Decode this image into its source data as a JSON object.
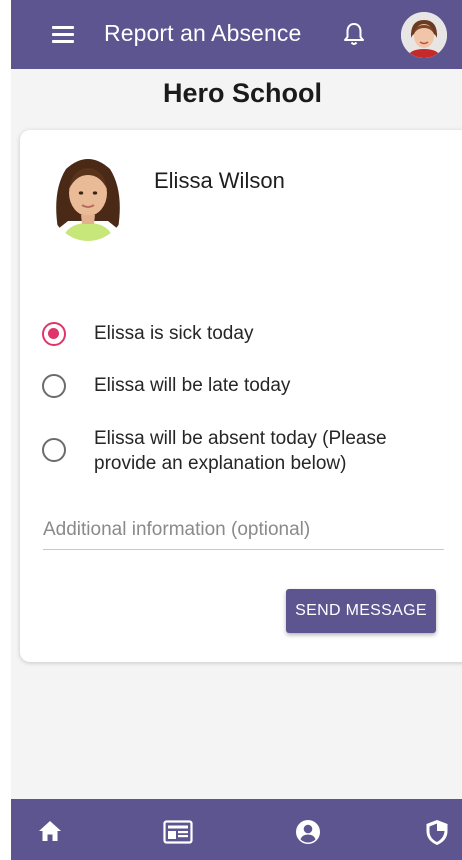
{
  "header": {
    "title": "Report an Absence",
    "menu_icon": "menu-icon",
    "bell_icon": "bell-icon",
    "avatar": "user-avatar"
  },
  "school": {
    "name": "Hero School"
  },
  "student": {
    "name": "Elissa Wilson",
    "photo": "student-photo"
  },
  "options": [
    {
      "label": "Elissa is sick today",
      "selected": true
    },
    {
      "label": "Elissa will be late today",
      "selected": false
    },
    {
      "label": "Elissa will be absent today (Please provide an explanation below)",
      "selected": false
    }
  ],
  "info": {
    "value": "",
    "placeholder": "Additional information (optional)"
  },
  "send_button": {
    "label": "SEND MESSAGE"
  },
  "bottom_nav": [
    {
      "icon": "home-icon"
    },
    {
      "icon": "news-icon"
    },
    {
      "icon": "account-icon"
    },
    {
      "icon": "shield-icon"
    }
  ],
  "colors": {
    "primary": "#5c5590",
    "accent": "#e0346a",
    "background": "#f4f4f4"
  }
}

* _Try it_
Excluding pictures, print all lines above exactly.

* _Task solution_
Decode this image into its source data as a JSON object.
{
  "header": {
    "title": "Report an Absence",
    "menu_icon": "menu-icon",
    "bell_icon": "bell-icon",
    "avatar": "user-avatar"
  },
  "school": {
    "name": "Hero School"
  },
  "student": {
    "name": "Elissa Wilson",
    "photo": "student-photo"
  },
  "options": [
    {
      "label": "Elissa is sick today",
      "selected": true
    },
    {
      "label": "Elissa will be late today",
      "selected": false
    },
    {
      "label": "Elissa will be absent today (Please provide an explanation below)",
      "selected": false
    }
  ],
  "info": {
    "value": "",
    "placeholder": "Additional information (optional)"
  },
  "send_button": {
    "label": "SEND MESSAGE"
  },
  "bottom_nav": [
    {
      "icon": "home-icon"
    },
    {
      "icon": "news-icon"
    },
    {
      "icon": "account-icon"
    },
    {
      "icon": "shield-icon"
    }
  ],
  "colors": {
    "primary": "#5c5590",
    "accent": "#e0346a",
    "background": "#f4f4f4"
  }
}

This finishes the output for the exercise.